***** SUPPLIED INFORMATION

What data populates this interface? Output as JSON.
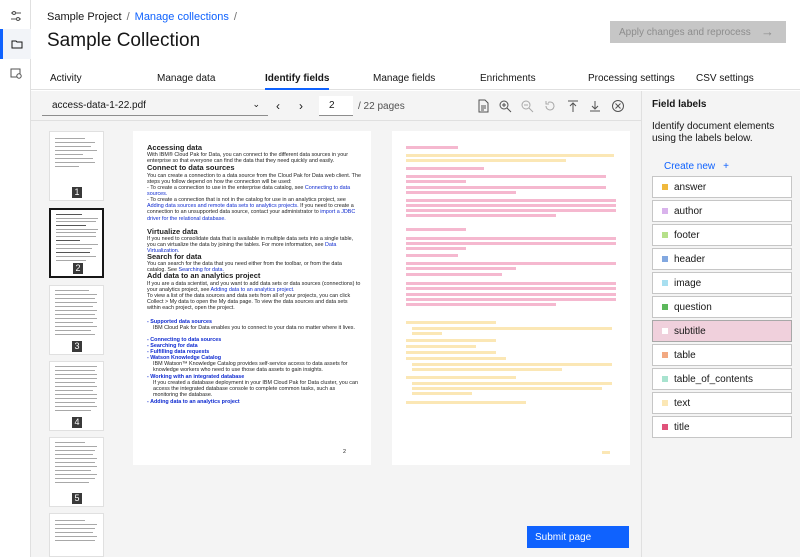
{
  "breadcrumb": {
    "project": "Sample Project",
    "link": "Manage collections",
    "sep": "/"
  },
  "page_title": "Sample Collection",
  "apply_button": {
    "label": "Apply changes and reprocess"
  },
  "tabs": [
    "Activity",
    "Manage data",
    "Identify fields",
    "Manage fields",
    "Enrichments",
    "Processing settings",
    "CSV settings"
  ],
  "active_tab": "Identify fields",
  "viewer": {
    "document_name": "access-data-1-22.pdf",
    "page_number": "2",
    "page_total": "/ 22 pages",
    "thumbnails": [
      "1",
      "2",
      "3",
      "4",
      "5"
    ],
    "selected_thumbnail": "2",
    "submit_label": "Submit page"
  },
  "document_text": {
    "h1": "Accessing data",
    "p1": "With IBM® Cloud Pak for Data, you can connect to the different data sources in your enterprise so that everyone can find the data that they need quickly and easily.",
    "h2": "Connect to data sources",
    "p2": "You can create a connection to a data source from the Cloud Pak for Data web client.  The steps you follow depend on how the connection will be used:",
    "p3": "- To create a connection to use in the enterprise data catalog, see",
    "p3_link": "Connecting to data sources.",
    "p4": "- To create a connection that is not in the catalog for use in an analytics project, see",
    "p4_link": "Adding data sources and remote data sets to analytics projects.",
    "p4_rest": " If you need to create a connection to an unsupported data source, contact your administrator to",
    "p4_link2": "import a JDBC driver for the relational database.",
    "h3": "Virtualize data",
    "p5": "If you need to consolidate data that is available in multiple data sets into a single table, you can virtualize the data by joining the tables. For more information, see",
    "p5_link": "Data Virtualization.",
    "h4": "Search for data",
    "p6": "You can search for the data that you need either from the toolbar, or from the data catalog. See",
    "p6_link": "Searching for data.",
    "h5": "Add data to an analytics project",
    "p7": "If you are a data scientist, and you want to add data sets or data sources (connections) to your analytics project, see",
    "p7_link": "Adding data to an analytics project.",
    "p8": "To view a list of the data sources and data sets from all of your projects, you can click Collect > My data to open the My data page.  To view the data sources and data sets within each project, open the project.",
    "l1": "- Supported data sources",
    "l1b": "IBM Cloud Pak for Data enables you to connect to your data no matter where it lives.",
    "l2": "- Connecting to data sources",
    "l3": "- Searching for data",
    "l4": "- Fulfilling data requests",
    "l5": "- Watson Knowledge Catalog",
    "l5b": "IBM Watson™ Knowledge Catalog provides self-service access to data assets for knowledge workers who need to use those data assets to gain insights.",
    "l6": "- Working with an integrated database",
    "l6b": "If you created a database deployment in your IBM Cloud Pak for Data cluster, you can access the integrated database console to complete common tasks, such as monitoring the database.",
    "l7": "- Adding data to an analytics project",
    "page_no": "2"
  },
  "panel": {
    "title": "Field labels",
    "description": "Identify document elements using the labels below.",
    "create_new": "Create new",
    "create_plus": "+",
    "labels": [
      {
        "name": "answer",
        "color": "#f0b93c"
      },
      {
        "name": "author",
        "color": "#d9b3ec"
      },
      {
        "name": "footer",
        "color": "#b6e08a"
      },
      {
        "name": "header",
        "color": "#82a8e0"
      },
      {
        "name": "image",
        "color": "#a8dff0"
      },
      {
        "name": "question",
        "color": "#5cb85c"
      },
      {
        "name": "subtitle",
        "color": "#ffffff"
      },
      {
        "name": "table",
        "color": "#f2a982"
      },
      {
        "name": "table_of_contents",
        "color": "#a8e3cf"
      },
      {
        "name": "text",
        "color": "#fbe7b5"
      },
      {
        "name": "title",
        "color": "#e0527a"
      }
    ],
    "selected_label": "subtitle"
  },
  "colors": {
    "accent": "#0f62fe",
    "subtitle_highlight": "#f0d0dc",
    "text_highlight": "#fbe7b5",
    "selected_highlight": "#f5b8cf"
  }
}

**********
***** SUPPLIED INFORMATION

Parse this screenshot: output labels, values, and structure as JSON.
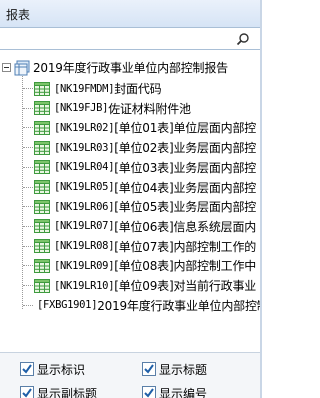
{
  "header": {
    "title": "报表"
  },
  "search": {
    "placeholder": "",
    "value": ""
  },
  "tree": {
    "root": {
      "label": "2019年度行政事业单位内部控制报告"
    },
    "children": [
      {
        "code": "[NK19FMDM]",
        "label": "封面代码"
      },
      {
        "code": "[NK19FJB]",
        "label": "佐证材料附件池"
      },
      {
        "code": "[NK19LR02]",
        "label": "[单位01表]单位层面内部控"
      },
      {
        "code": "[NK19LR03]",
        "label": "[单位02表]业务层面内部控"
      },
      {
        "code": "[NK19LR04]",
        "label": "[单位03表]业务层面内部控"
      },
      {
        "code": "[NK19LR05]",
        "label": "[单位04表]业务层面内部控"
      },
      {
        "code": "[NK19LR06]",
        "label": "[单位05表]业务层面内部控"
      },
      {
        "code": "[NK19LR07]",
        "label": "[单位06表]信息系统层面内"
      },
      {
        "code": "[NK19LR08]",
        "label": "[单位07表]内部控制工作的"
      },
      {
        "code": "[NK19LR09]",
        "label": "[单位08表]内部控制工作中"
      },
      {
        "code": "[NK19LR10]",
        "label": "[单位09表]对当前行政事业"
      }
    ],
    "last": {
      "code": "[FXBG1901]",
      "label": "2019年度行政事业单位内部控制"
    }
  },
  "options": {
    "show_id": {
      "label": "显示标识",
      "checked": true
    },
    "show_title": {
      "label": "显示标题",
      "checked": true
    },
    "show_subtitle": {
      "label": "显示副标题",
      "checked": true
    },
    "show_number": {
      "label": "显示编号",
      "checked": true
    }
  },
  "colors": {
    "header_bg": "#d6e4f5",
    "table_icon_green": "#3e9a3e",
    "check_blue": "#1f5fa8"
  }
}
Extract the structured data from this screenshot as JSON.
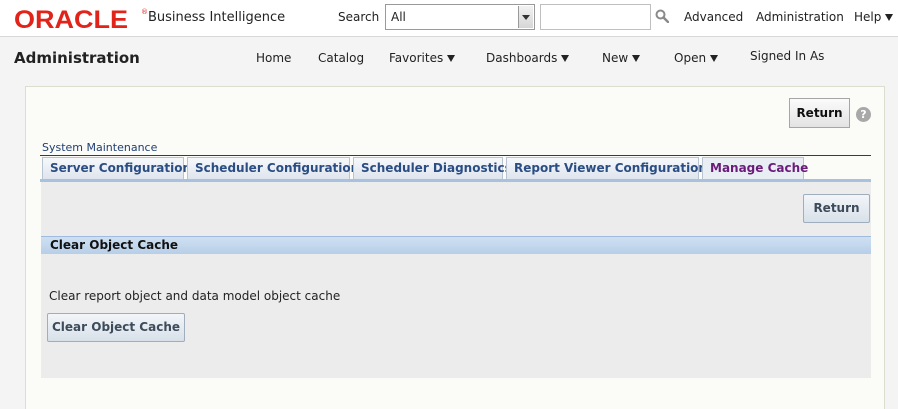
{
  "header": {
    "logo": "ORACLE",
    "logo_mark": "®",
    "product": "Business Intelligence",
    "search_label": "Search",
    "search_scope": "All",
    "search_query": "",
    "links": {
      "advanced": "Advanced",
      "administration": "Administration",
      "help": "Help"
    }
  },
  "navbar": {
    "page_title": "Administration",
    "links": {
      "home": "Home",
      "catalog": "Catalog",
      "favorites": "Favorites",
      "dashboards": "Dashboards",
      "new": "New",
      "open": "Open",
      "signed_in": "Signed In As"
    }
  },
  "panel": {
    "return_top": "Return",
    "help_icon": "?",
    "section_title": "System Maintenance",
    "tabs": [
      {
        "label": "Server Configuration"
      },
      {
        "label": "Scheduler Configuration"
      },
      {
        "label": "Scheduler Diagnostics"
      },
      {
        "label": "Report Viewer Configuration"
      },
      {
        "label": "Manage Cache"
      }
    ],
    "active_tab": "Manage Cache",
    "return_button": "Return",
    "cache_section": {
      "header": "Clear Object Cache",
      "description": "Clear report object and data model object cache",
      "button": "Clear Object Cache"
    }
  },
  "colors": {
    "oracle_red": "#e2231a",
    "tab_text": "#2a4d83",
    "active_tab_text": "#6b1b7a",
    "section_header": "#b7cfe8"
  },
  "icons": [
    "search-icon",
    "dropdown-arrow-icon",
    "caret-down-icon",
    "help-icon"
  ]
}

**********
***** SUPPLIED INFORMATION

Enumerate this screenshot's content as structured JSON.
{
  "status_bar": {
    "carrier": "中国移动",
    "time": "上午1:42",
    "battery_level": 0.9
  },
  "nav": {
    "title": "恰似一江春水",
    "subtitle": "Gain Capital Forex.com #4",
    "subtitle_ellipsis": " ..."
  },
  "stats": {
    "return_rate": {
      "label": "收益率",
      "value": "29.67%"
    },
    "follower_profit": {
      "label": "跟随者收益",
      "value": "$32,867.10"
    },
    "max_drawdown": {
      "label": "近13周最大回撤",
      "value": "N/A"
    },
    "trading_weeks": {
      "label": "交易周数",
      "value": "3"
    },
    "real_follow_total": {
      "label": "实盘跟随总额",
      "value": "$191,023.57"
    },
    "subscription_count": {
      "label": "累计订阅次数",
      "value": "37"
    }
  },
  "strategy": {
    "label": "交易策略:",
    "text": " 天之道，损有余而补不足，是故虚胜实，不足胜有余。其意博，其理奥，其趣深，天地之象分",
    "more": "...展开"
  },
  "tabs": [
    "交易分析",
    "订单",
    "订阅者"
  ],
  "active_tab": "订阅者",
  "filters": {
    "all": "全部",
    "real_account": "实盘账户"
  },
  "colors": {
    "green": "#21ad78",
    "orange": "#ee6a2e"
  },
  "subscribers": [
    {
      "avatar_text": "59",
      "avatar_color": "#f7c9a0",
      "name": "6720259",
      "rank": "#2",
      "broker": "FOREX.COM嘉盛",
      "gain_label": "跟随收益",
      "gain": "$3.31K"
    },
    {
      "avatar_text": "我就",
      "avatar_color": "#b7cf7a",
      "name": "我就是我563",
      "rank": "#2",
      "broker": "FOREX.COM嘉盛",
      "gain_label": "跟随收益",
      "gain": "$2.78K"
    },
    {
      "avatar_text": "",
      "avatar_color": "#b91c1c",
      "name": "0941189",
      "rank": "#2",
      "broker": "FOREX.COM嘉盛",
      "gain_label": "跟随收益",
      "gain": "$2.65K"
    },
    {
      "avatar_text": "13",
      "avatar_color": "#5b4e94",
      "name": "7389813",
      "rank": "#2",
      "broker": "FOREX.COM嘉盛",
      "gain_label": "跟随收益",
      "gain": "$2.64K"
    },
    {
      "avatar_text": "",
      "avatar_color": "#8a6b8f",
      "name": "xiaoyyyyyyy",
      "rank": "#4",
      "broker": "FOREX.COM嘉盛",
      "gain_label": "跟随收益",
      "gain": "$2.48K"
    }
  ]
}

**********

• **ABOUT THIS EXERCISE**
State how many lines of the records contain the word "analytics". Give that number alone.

• **ANSWER TO THIS EXERCISE**
6